Third case

The WHO confirmed that the Iraqi Ministry of Health has informed it of a third human case of respiratory illness that is under investigation for the possible bird flu strain.

The patient is a 54-year-old woman from the same area, who was hospitalised on 18 January.

“We are suffering from a lack of medicine to combat the virus”

Tahseen Nameq
Head, Kurdish committee to combat bird flu

Tahseen Nameq, Head of joint Kurdish committee set up to combat the disease, said “we are suffering from a lack of medicine to combat the virus.”

“We have received only 50 pills of Tamiflu,” he said, quoted by AFP.

A single course of medicine per patient consists of two pills a day for five days, giving the whole Kurdish region in northern Iraq enough medicine for five cases.

Nameq said they have approached Baghdad for immediate aid.

The WHO said it is assembling an international team, including representatives of other UN agencies, to assist the Iraqi Health Ministry in its investigation of the situation and its planning of an appropriate public health response.

Culling of birds

Jalal Talabani, Iraq’s president, met members of an Iraqi committee following up the bird flu outbreak and was briefed on efforts to protect Iraqis from any spread of the disease, according to Al-Iraqiya TV which aired footage of the talks.

Meanwhile, a massive programme has been launched to cull birds in Kurdistan.

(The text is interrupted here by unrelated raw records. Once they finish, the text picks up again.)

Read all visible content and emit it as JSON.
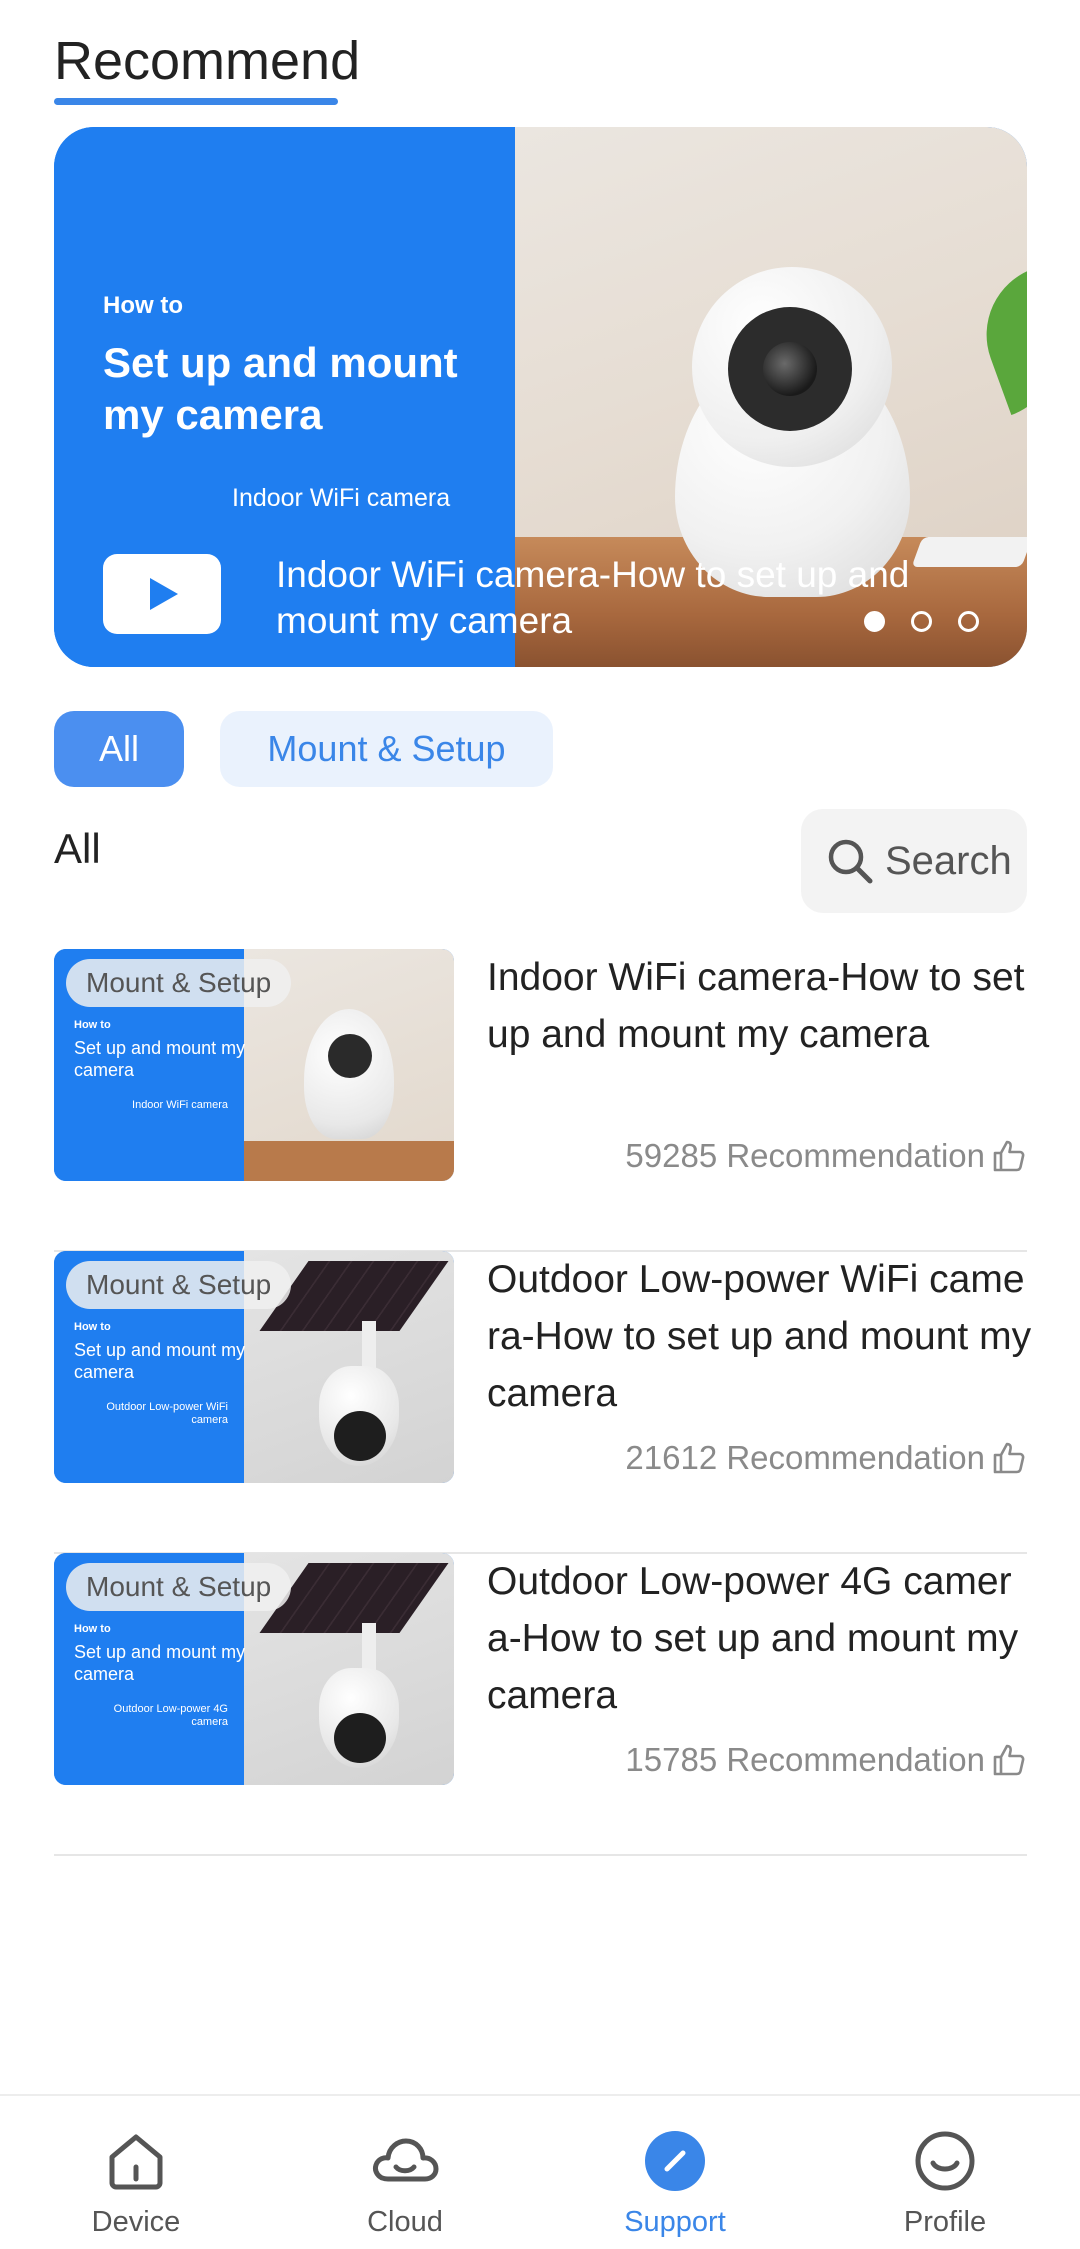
{
  "header": {
    "title": "Recommend"
  },
  "banner": {
    "how_to": "How to",
    "heading_line1": "Set up and mount",
    "heading_line2": "my camera",
    "product": "Indoor WiFi camera",
    "caption": "Indoor WiFi camera-How to set up and mount my camera",
    "dots": {
      "count": 3,
      "active_index": 0
    }
  },
  "filters": {
    "all_label": "All",
    "mount_label": "Mount & Setup",
    "selected": "All"
  },
  "section": {
    "label": "All"
  },
  "search": {
    "label": "Search",
    "icon": "search-icon"
  },
  "articles": [
    {
      "tag": "Mount & Setup",
      "thumb_howto": "How to",
      "thumb_heading": "Set up and mount my camera",
      "thumb_product": "Indoor WiFi camera",
      "title": "Indoor WiFi camera-How to set up and mount my camera",
      "count": "59285 Recommendation"
    },
    {
      "tag": "Mount & Setup",
      "thumb_howto": "How to",
      "thumb_heading": "Set up and mount my camera",
      "thumb_product": "Outdoor Low-power WiFi camera",
      "title": "Outdoor Low-power WiFi camera-How to set up and mount my camera",
      "count": "21612 Recommendation"
    },
    {
      "tag": "Mount & Setup",
      "thumb_howto": "How to",
      "thumb_heading": "Set up and mount my camera",
      "thumb_product": "Outdoor Low-power 4G camera",
      "title": "Outdoor Low-power 4G camera-How to set up and mount my camera",
      "count": "15785 Recommendation"
    }
  ],
  "nav": {
    "items": [
      {
        "label": "Device",
        "icon": "house-icon"
      },
      {
        "label": "Cloud",
        "icon": "cloud-icon"
      },
      {
        "label": "Support",
        "icon": "compass-icon"
      },
      {
        "label": "Profile",
        "icon": "smiley-icon"
      }
    ],
    "active": "Support"
  },
  "colors": {
    "accent": "#3a86e8",
    "banner_blue": "#1f7ef0",
    "chip_active": "#4b8ff0",
    "chip_inactive_bg": "#eaf2fd"
  }
}
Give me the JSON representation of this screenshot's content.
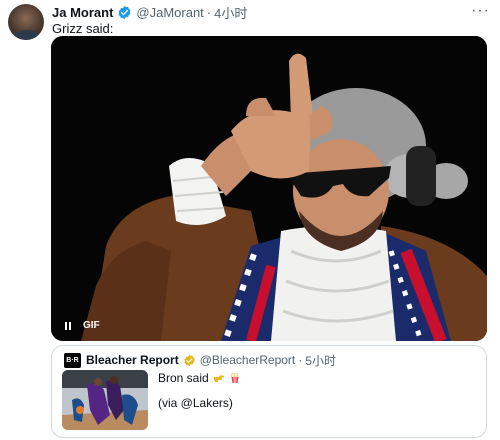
{
  "tweet": {
    "author_name": "Ja Morant",
    "author_handle": "@JaMorant",
    "separator": "·",
    "time": "4小时",
    "text": "Grizz said:",
    "more_label": "···",
    "media": {
      "type": "gif",
      "gif_label": "GIF"
    }
  },
  "quoted_tweet": {
    "logo_text": "B·R",
    "author_name": "Bleacher Report",
    "author_handle": "@BleacherReport",
    "separator": "·",
    "time": "5小时",
    "text": "Bron said",
    "emojis": [
      "pointing-hand-emoji",
      "popcorn-emoji"
    ],
    "via": "(via @Lakers)"
  },
  "colors": {
    "verified_blue": "#1d9bf0",
    "verified_gold": "#e2b719",
    "secondary_text": "#536471",
    "border": "#cfd9de"
  }
}
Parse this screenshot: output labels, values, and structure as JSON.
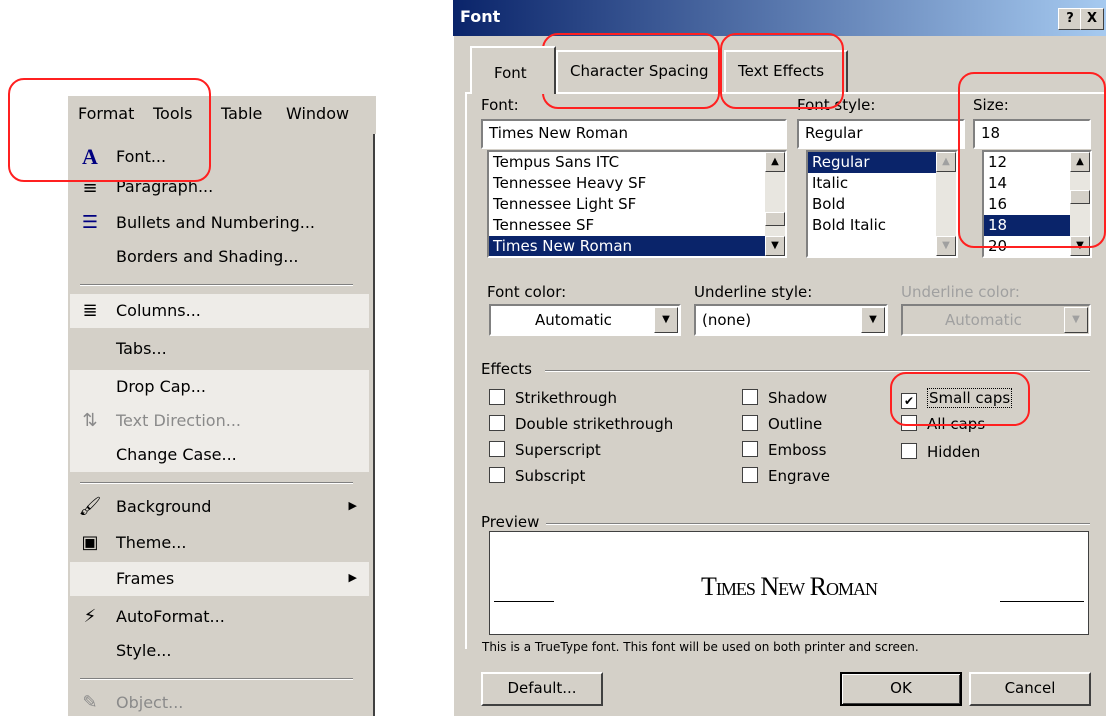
{
  "menu": {
    "bar": [
      "Format",
      "Tools",
      "Table",
      "Window"
    ],
    "items": [
      {
        "label": "Font...",
        "icon": "font-A-icon"
      },
      {
        "label": "Paragraph...",
        "icon": "paragraph-icon"
      },
      {
        "label": "Bullets and Numbering...",
        "icon": "bullets-icon"
      },
      {
        "label": "Borders and Shading...",
        "icon": ""
      },
      {
        "label": "Columns...",
        "icon": "columns-icon"
      },
      {
        "label": "Tabs...",
        "icon": ""
      },
      {
        "label": "Drop Cap...",
        "icon": ""
      },
      {
        "label": "Text Direction...",
        "icon": "text-direction-icon"
      },
      {
        "label": "Change Case...",
        "icon": ""
      },
      {
        "label": "Background",
        "icon": "background-icon"
      },
      {
        "label": "Theme...",
        "icon": "theme-icon"
      },
      {
        "label": "Frames",
        "icon": ""
      },
      {
        "label": "AutoFormat...",
        "icon": "autoformat-icon"
      },
      {
        "label": "Style...",
        "icon": ""
      },
      {
        "label": "Object...",
        "icon": "object-icon"
      }
    ]
  },
  "dialog": {
    "title": "Font",
    "help_btn": "?",
    "close_btn": "X",
    "tabs": [
      "Font",
      "Character Spacing",
      "Text Effects"
    ],
    "font_label": "Font:",
    "font_value": "Times New Roman",
    "font_list": [
      "Tempus Sans ITC",
      "Tennessee Heavy SF",
      "Tennessee Light SF",
      "Tennessee SF",
      "Times New Roman"
    ],
    "style_label": "Font style:",
    "style_value": "Regular",
    "style_list": [
      "Regular",
      "Italic",
      "Bold",
      "Bold Italic"
    ],
    "size_label": "Size:",
    "size_value": "18",
    "size_list": [
      "12",
      "14",
      "16",
      "18",
      "20"
    ],
    "font_color_label": "Font color:",
    "font_color_value": "Automatic",
    "underline_style_label": "Underline style:",
    "underline_style_value": "(none)",
    "underline_color_label": "Underline color:",
    "underline_color_value": "Automatic",
    "effects_label": "Effects",
    "effects": {
      "strikethrough": "Strikethrough",
      "double_strikethrough": "Double strikethrough",
      "superscript": "Superscript",
      "subscript": "Subscript",
      "shadow": "Shadow",
      "outline": "Outline",
      "emboss": "Emboss",
      "engrave": "Engrave",
      "small_caps": "Small caps",
      "all_caps": "All caps",
      "hidden": "Hidden"
    },
    "preview_label": "Preview",
    "preview_text": "Times New Roman",
    "info_text": "This is a TrueType font. This font will be used on both printer and screen.",
    "default_btn": "Default...",
    "ok_btn": "OK",
    "cancel_btn": "Cancel"
  }
}
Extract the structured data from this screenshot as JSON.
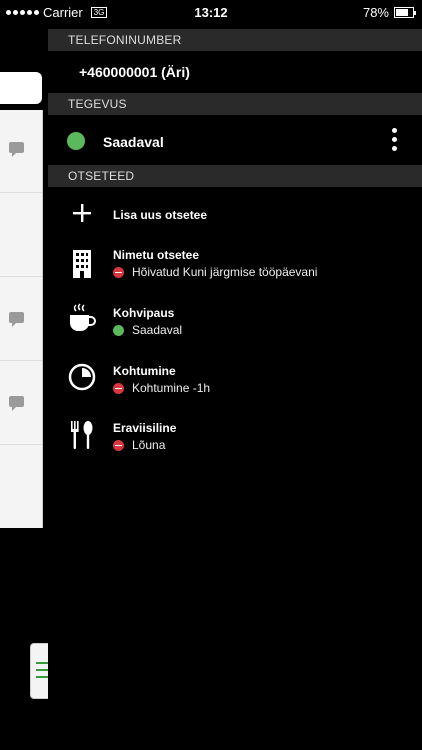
{
  "status_bar": {
    "carrier": "Carrier",
    "network": "3G",
    "time": "13:12",
    "battery_percent": "78%",
    "battery_level": 0.78
  },
  "drawer": {
    "phone_section": {
      "header": "TELEFONINUMBER",
      "number": "+460000001 (Äri)"
    },
    "activity_section": {
      "header": "TEGEVUS",
      "status_label": "Saadaval",
      "status_color": "#5cb85c"
    },
    "shortcuts_section": {
      "header": "OTSETEED",
      "add_label": "Lisa uus otsetee",
      "items": [
        {
          "title": "Nimetu otsetee",
          "status": "Hõivatud Kuni järgmise tööpäevani",
          "state": "busy",
          "icon": "building-icon"
        },
        {
          "title": "Kohvipaus",
          "status": "Saadaval",
          "state": "available",
          "icon": "coffee-icon"
        },
        {
          "title": "Kohtumine",
          "status": "Kohtumine -1h",
          "state": "busy",
          "icon": "clock-icon"
        },
        {
          "title": "Eraviisiline",
          "status": "Lõuna",
          "state": "busy",
          "icon": "fork-spoon-icon"
        }
      ]
    }
  },
  "colors": {
    "available": "#5cb85c",
    "busy": "#d9363e",
    "header_bg": "#2a2a2a"
  }
}
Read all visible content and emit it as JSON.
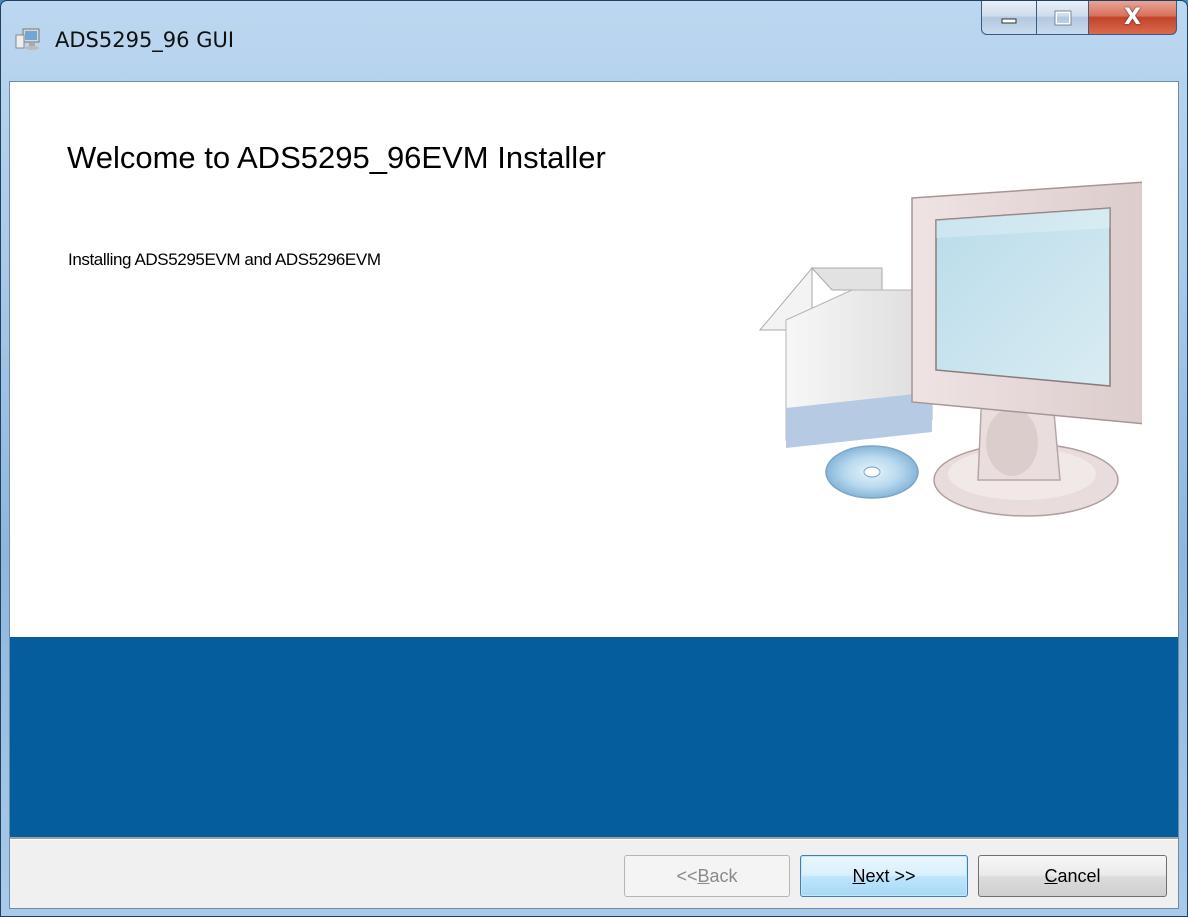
{
  "window": {
    "title": "ADS5295_96 GUI",
    "icon": "installer-app-icon",
    "controls": {
      "minimize_icon": "minimize-icon",
      "maximize_icon": "maximize-icon",
      "close_label": "X"
    }
  },
  "banner": {
    "heading": "Welcome to ADS5295_96EVM Installer",
    "description": "Installing ADS5295EVM and ADS5296EVM",
    "illustration": "computer-setup-illustration"
  },
  "colors": {
    "accent_band": "#055d9e",
    "button_bar": "#f0f0f0"
  },
  "buttons": {
    "back": {
      "prefix": "<< ",
      "mnemonic": "B",
      "rest": "ack",
      "enabled": false
    },
    "next": {
      "mnemonic": "N",
      "rest": "ext >>",
      "enabled": true,
      "default": true
    },
    "cancel": {
      "mnemonic": "C",
      "rest": "ancel",
      "enabled": true
    }
  }
}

Iraq is the seventh country to report human H5N1 infection in the current outbreak, according to the WHO.

Doctors for Iraq, established in 2003, is an independent non-governmental organisation focusing on health and human rights issues in Iraq.

Source: Al Jazeera